Women in Iran

In September 2019, a young woman, Sahar Khodayari, died after setting herself on fire to protest a prohibition on women attending soccer matches. Later in 2019 and in 2020, demonstrations over gasoline prices grew into nationwide anti-government protests concentrated in smaller cities and rural areas. However, these two types of protests, one prompted by gender apartheid and the other stemming from economic grievances, remained largely separate. A long standing defender of women’s rights, she was arrested and sentenced to death for participating in political demonstrations in 1981 while still a student. Her difficulties with the authorities didn’t end there, as she was prevented from obtaining her license to practice the law for a long time after graduation.

Iranian American women in Colorado reflect on the unrest in Iran

Women deemed violators of the law can lose access to banks, public transportation, and other essential government services. A database maintained by the nonprofit United for Iran of more than 5,000 people imprisoned since 2011 indicates https://gardeniaweddingcinema.com/arabian-women/iran-women/ it was already not uncommon for violation of hijab rules to lead to years in prison. Decades ago, Iranian law required women to take off headscarves in line with modernization plans, with police sometimes forcing women to do so.

Following months of protests, authorities are shifting tactics on how they enforce a law requiring women to cover their head in public in an attempt to weaken the support for the antigovernment movement. These girls are very aware of the weight of their gesture, giving the middle finger to the Islamic Republic’s system of chastity laws and morality policing, which have demanded total obedience from them and their mothers for over forty-three years now. The government has responded by arresting these young girls and sending them for “psychiatric evaluation.” Despite the growing cost of their protest, they continue to stand with their hair down, middle fingers in the air, while burning portraits of the Supreme Leader.

Rift Between Iran, West Growing As More Sanctions Are Imposed

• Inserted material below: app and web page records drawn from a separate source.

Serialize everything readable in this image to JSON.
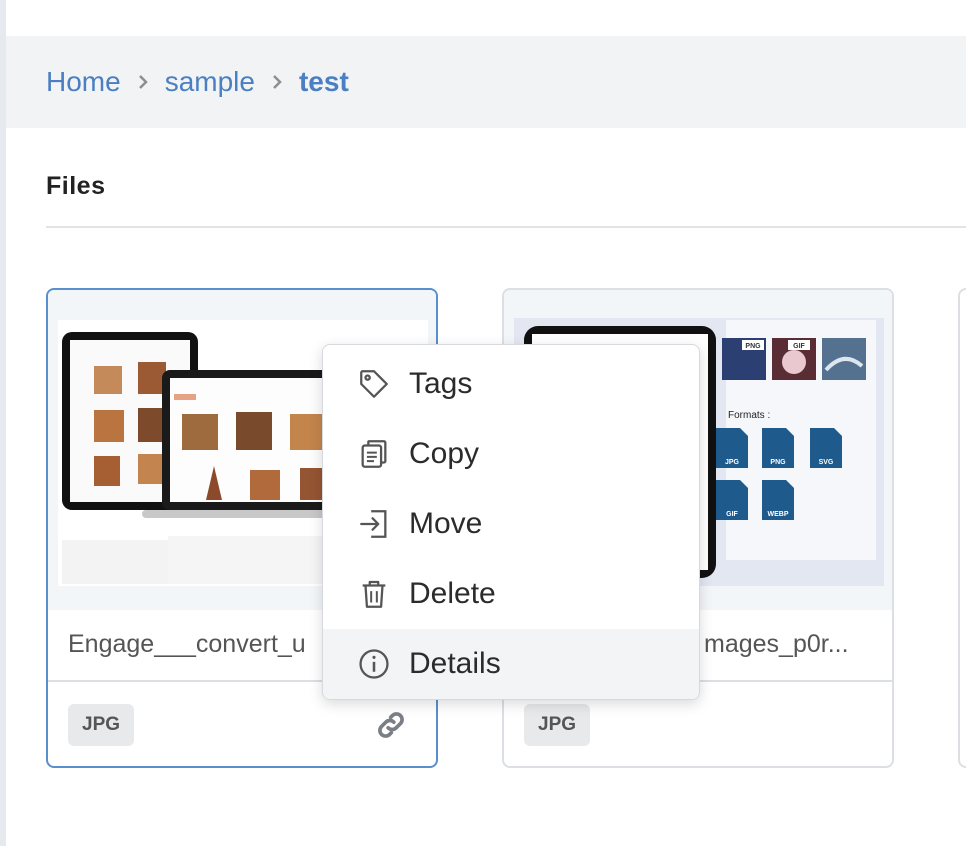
{
  "breadcrumb": {
    "items": [
      {
        "label": "Home"
      },
      {
        "label": "sample"
      },
      {
        "label": "test"
      }
    ]
  },
  "section": {
    "title": "Files"
  },
  "files": [
    {
      "name": "Engage___convert_u",
      "type": "JPG",
      "link_icon": "link-icon",
      "selected": true
    },
    {
      "name": "mages_p0r...",
      "type": "JPG",
      "selected": false
    }
  ],
  "thumb2": {
    "tiles": [
      "PNG",
      "GIF"
    ],
    "formats_title": "Formats :",
    "formats": [
      "JPG",
      "PNG",
      "SVG",
      "GIF",
      "WEBP"
    ]
  },
  "context_menu": {
    "items": [
      {
        "label": "Tags",
        "icon": "tag-icon"
      },
      {
        "label": "Copy",
        "icon": "copy-icon"
      },
      {
        "label": "Move",
        "icon": "move-icon"
      },
      {
        "label": "Delete",
        "icon": "trash-icon"
      },
      {
        "label": "Details",
        "icon": "info-icon"
      }
    ],
    "hovered": "Details"
  },
  "colors": {
    "accent": "#4a7fc1",
    "selected_border": "#5a8fcd",
    "breadcrumb_bg": "#f2f3f5"
  }
}
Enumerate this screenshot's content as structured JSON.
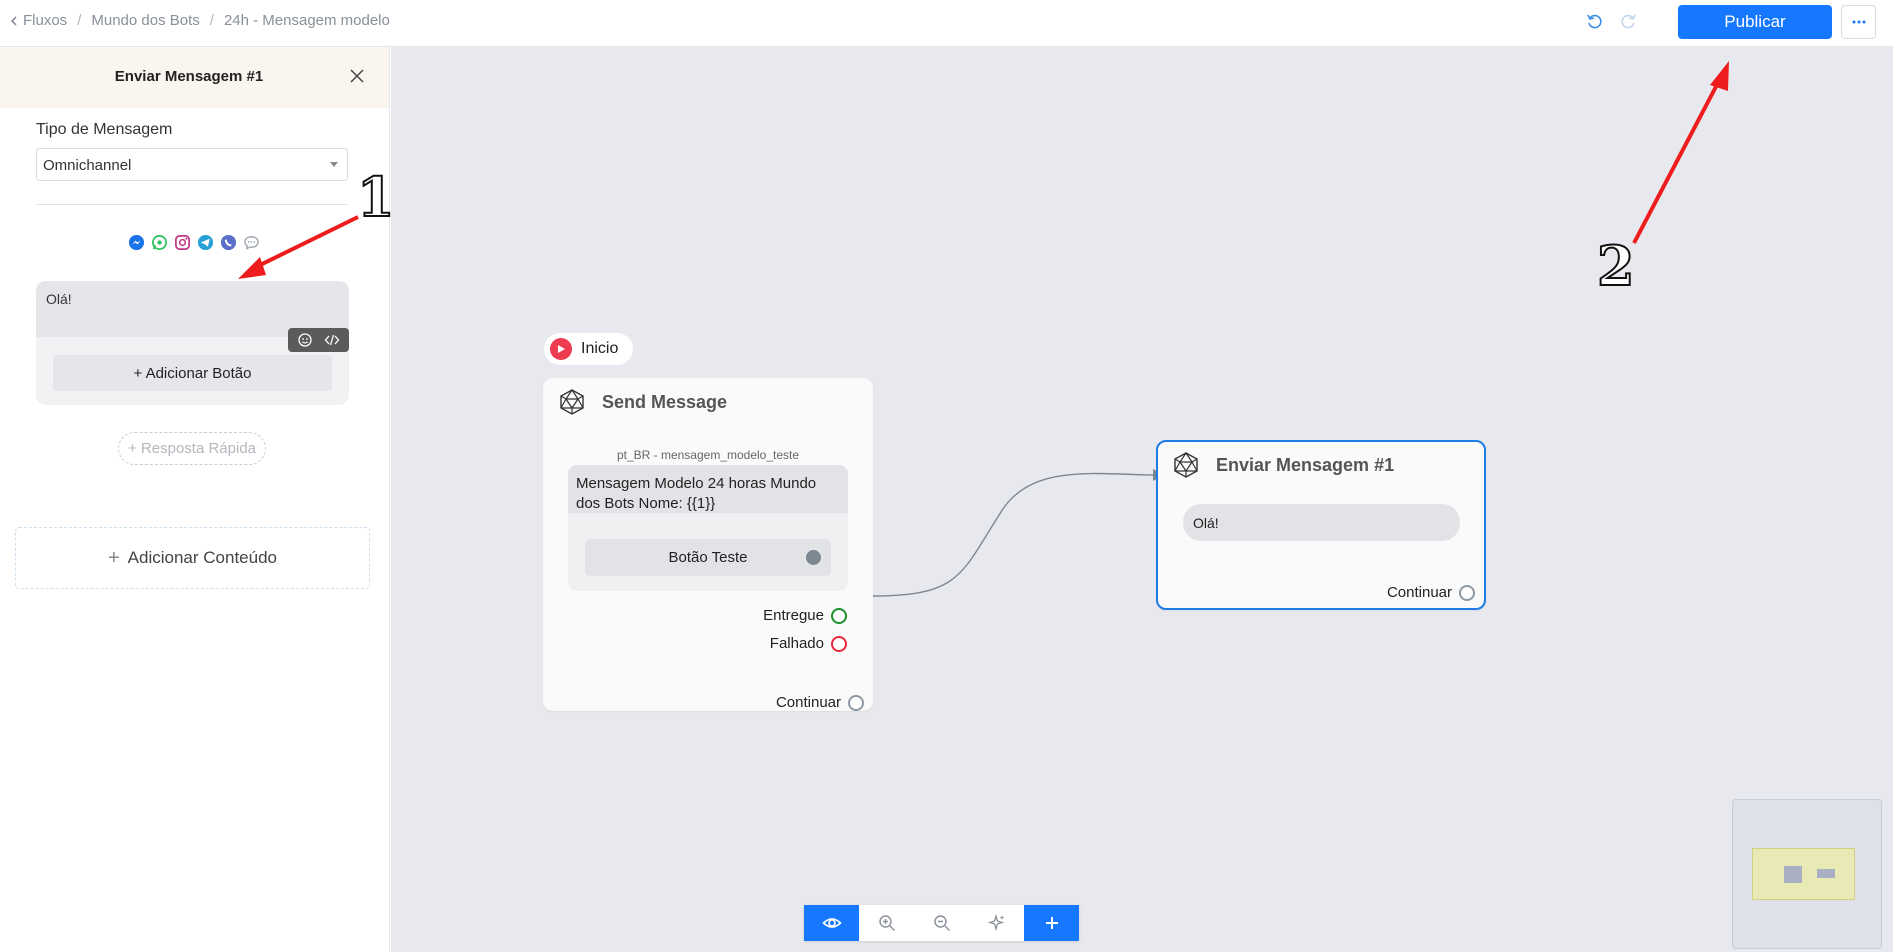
{
  "breadcrumb": {
    "items": [
      "Fluxos",
      "Mundo dos Bots",
      "24h - Mensagem modelo"
    ],
    "separator": "/"
  },
  "topbar": {
    "publish_label": "Publicar",
    "accent_color": "#1677ff"
  },
  "panel": {
    "title": "Enviar Mensagem #1",
    "type_label": "Tipo de Mensagem",
    "type_value": "Omnichannel",
    "channels": [
      "messenger-icon",
      "whatsapp-icon",
      "instagram-icon",
      "telegram-icon",
      "viber-icon",
      "sms-icon"
    ],
    "message_text": "Olá!",
    "add_button_label": "+ Adicionar Botão",
    "quick_reply_label": "+ Resposta Rápida",
    "add_content_label": "Adicionar Conteúdo"
  },
  "annotations": {
    "one": "1",
    "two": "2"
  },
  "canvas": {
    "start_label": "Inicio",
    "send_node": {
      "title": "Send Message",
      "template_name": "pt_BR - mensagem_modelo_teste",
      "template_text": "Mensagem Modelo 24 horas Mundo dos Bots Nome: {{1}}",
      "button_label": "Botão Teste",
      "outputs": {
        "delivered": "Entregue",
        "failed": "Falhado",
        "continue": "Continuar"
      },
      "colors": {
        "delivered": "#1a8f2c",
        "failed": "#e5283a"
      }
    },
    "message_node": {
      "title": "Enviar Mensagem #1",
      "text": "Olá!",
      "continue_label": "Continuar"
    }
  }
}
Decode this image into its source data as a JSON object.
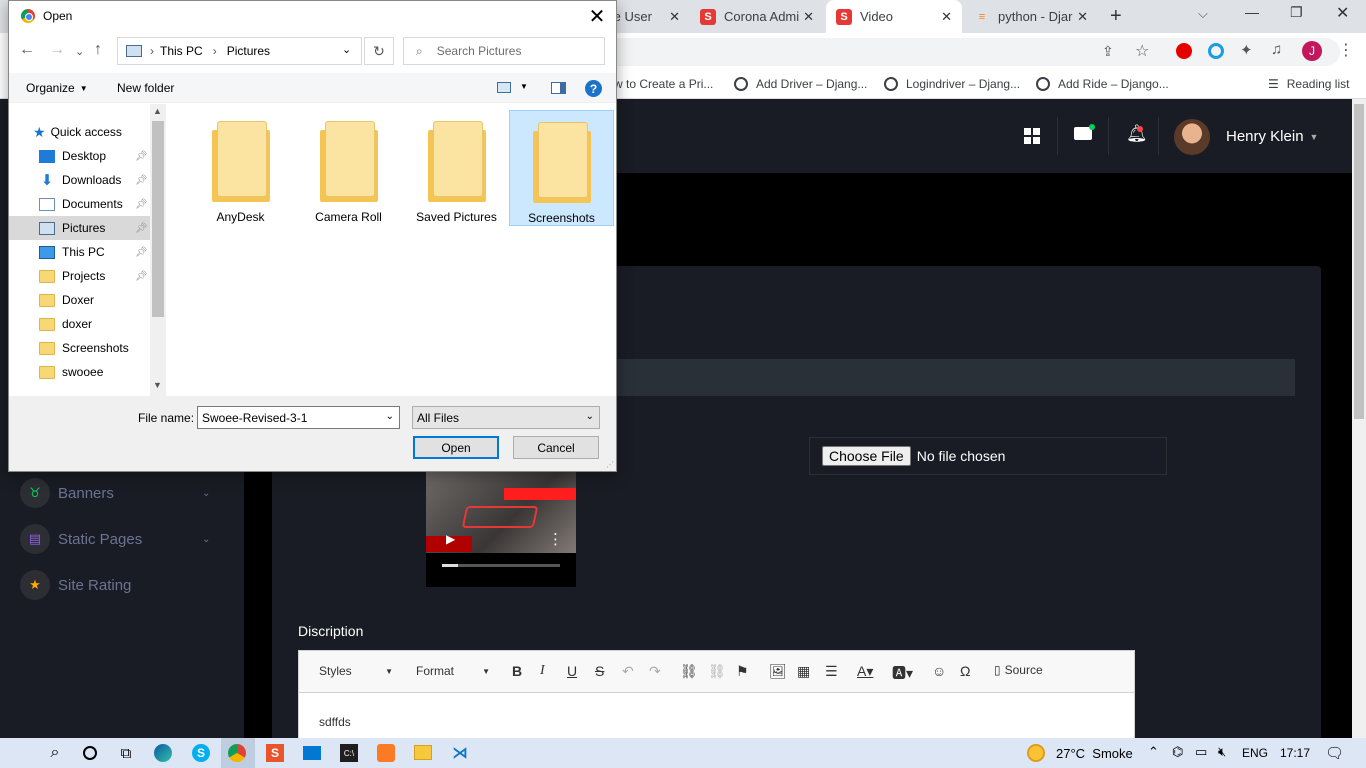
{
  "browser": {
    "tabs": [
      {
        "label": "te User",
        "icon": "page-icon"
      },
      {
        "label": "Corona Admi",
        "icon": "swoee-logo-icon"
      },
      {
        "label": "Video",
        "icon": "swoee-logo-icon",
        "active": true
      },
      {
        "label": "python - Djar",
        "icon": "stackoverflow-icon"
      }
    ],
    "bookmarks": [
      "w to Create a Pri...",
      "Add Driver – Djang...",
      "Logindriver – Djang...",
      "Add Ride – Django..."
    ],
    "reading_list": "Reading list",
    "profile_letter": "J"
  },
  "navbar": {
    "user_name": "Henry Klein"
  },
  "sidebar": {
    "items": [
      {
        "label": "Banners",
        "icon": "banner-icon"
      },
      {
        "label": "Static Pages",
        "icon": "document-icon"
      },
      {
        "label": "Site Rating",
        "icon": "star-icon"
      }
    ]
  },
  "form": {
    "choose_file_button": "Choose File",
    "file_status": "No file chosen",
    "description_label": "Discription",
    "editor": {
      "styles": "Styles",
      "format": "Format",
      "source": "Source",
      "content": "sdffds"
    }
  },
  "dialog": {
    "title": "Open",
    "breadcrumb": [
      "This PC",
      "Pictures"
    ],
    "search_placeholder": "Search Pictures",
    "organize": "Organize",
    "new_folder": "New folder",
    "tree": [
      {
        "label": "Quick access",
        "icon": "star-icon"
      },
      {
        "label": "Desktop",
        "icon": "desktop-icon",
        "pinned": true
      },
      {
        "label": "Downloads",
        "icon": "download-icon",
        "pinned": true
      },
      {
        "label": "Documents",
        "icon": "documents-icon",
        "pinned": true
      },
      {
        "label": "Pictures",
        "icon": "pictures-icon",
        "pinned": true,
        "selected": true
      },
      {
        "label": "This PC",
        "icon": "computer-icon",
        "pinned": true
      },
      {
        "label": "Projects",
        "icon": "folder-icon",
        "pinned": true
      },
      {
        "label": "Doxer",
        "icon": "folder-icon"
      },
      {
        "label": "doxer",
        "icon": "folder-icon"
      },
      {
        "label": "Screenshots",
        "icon": "folder-icon"
      },
      {
        "label": "swooee",
        "icon": "folder-icon"
      }
    ],
    "files": [
      {
        "label": "AnyDesk"
      },
      {
        "label": "Camera Roll"
      },
      {
        "label": "Saved Pictures"
      },
      {
        "label": "Screenshots",
        "selected": true
      }
    ],
    "file_name_label": "File name:",
    "file_name_value": "Swoee-Revised-3-1",
    "file_type": "All Files",
    "open_button": "Open",
    "cancel_button": "Cancel"
  },
  "taskbar": {
    "weather": "27°C  Smoke",
    "language": "ENG",
    "time": "17:17"
  },
  "colors": {
    "admin_bg": "#191c24",
    "dialog_selection": "#cce8ff",
    "chrome_tabbar": "#dee1e6",
    "primary_blue": "#0078d7"
  }
}
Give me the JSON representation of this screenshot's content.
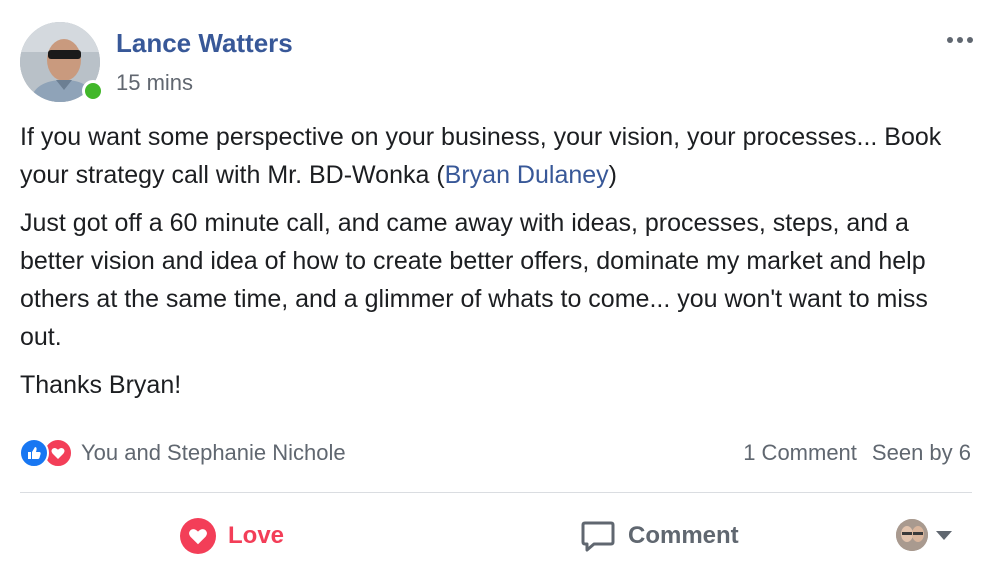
{
  "post": {
    "author": "Lance Watters",
    "timestamp": "15 mins",
    "paragraphs": [
      {
        "before": "If you want some perspective on your business, your vision, your processes... Book your strategy call with Mr. BD-Wonka (",
        "mention": "Bryan Dulaney",
        "after": ")"
      },
      {
        "text": "Just got off a 60 minute call, and came away with ideas, processes, steps, and a better vision and idea of how to create better offers, dominate my market and help others at the same time, and a glimmer of whats to come... you won't want to miss out."
      },
      {
        "text": "Thanks Bryan!"
      }
    ]
  },
  "reactions": {
    "icons": [
      "like-icon",
      "love-icon"
    ],
    "names": "You and Stephanie Nichole"
  },
  "stats": {
    "comments": "1 Comment",
    "seen": "Seen by 6"
  },
  "actions": {
    "love_label": "Love",
    "comment_label": "Comment"
  },
  "colors": {
    "author_link": "#385898",
    "love": "#f33e58",
    "like": "#1877f2",
    "online": "#42b72a",
    "secondary_text": "#606770"
  }
}
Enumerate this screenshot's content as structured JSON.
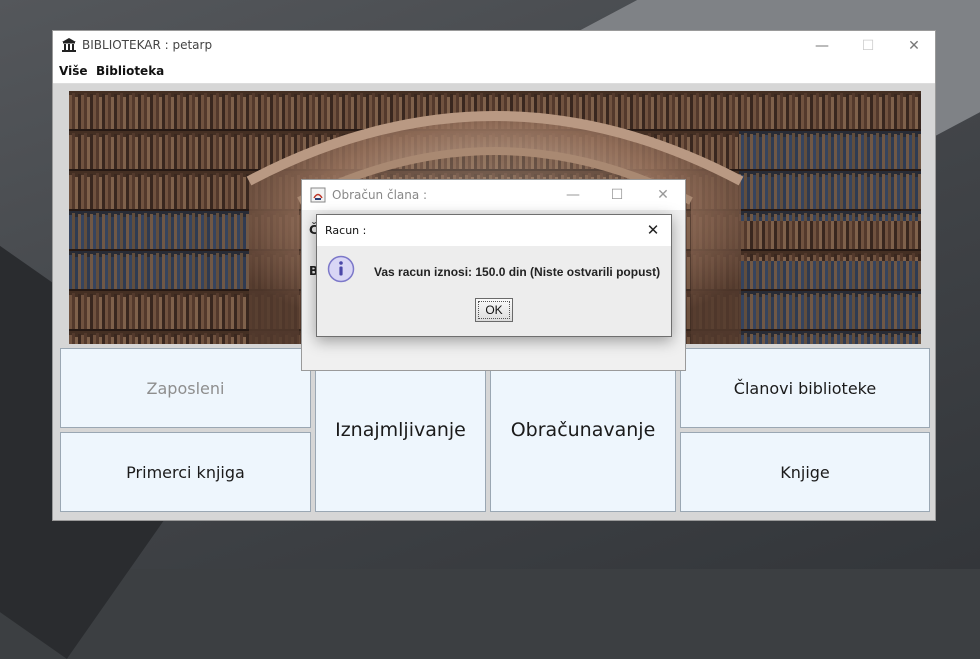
{
  "window": {
    "title": "BIBLIOTEKAR : petarp",
    "icon": "library-building-icon",
    "controls": [
      "—",
      "☐",
      "✕"
    ]
  },
  "menu": {
    "items": [
      "Više",
      "Biblioteka"
    ]
  },
  "tiles": {
    "zaposleni": "Zaposleni",
    "primerci": "Primerci knjiga",
    "iznajmljivanje": "Iznajmljivanje",
    "obracunavanje": "Obračunavanje",
    "clanovi": "Članovi biblioteke",
    "knjige": "Knjige"
  },
  "obracun_dialog": {
    "title": "Obračun člana :",
    "partial_label_1": "Č",
    "partial_label_2": "B"
  },
  "message_dialog": {
    "title": "Racun :",
    "text": "Vas racun iznosi:  150.0 din  (Niste ostvarili popust)",
    "ok_label": "OK",
    "icon": "information-icon",
    "close": "✕"
  },
  "colors": {
    "tile_bg": "#eef6fd",
    "disabled_text": "#8e8e8e",
    "info_icon": "#8a86d6"
  }
}
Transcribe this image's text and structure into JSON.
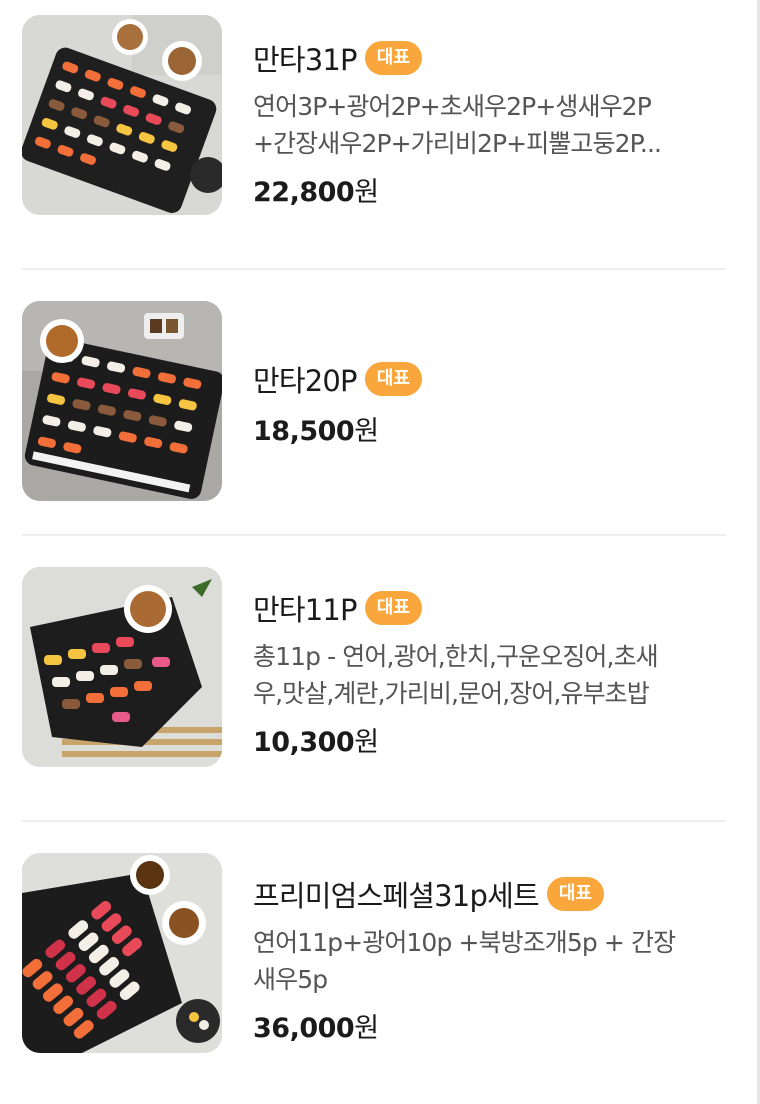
{
  "menu": {
    "badge_label": "대표",
    "items": [
      {
        "name": "만타31P",
        "desc_lines": [
          "연어3P+광어2P+초새우2P+생새우2P",
          "+간장새우2P+가리비2P+피뿔고둥2P..."
        ],
        "price": "22,800",
        "unit": "원"
      },
      {
        "name": "만타20P",
        "desc_lines": [],
        "price": "18,500",
        "unit": "원"
      },
      {
        "name": "만타11P",
        "desc_lines": [
          "총11p - 연어,광어,한치,구운오징어,초새",
          "우,맛살,계란,가리비,문어,장어,유부초밥"
        ],
        "price": "10,300",
        "unit": "원"
      },
      {
        "name": "프리미엄스페셜31p세트",
        "desc_lines": [
          "연어11p+광어10p +북방조개5p + 간장",
          "새우5p"
        ],
        "price": "36,000",
        "unit": "원"
      }
    ]
  }
}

For now, the regional and wider reverberations of Iranian girls’ revolt could not be more seismic. In neighboring Iraq and Afghanistan, countries where violence against women is endemic, activists have held up posters of their Iranian sisters. Feminists across the globe, especially in Europe and Latin America, see the outcome in Iran as a bellwether for their own struggles. No one, not the officials in Iran nor governments around the world who’ve made hostility to women a brand of politics, saw the power of a girl standing on a utility box, demanding to be left alone.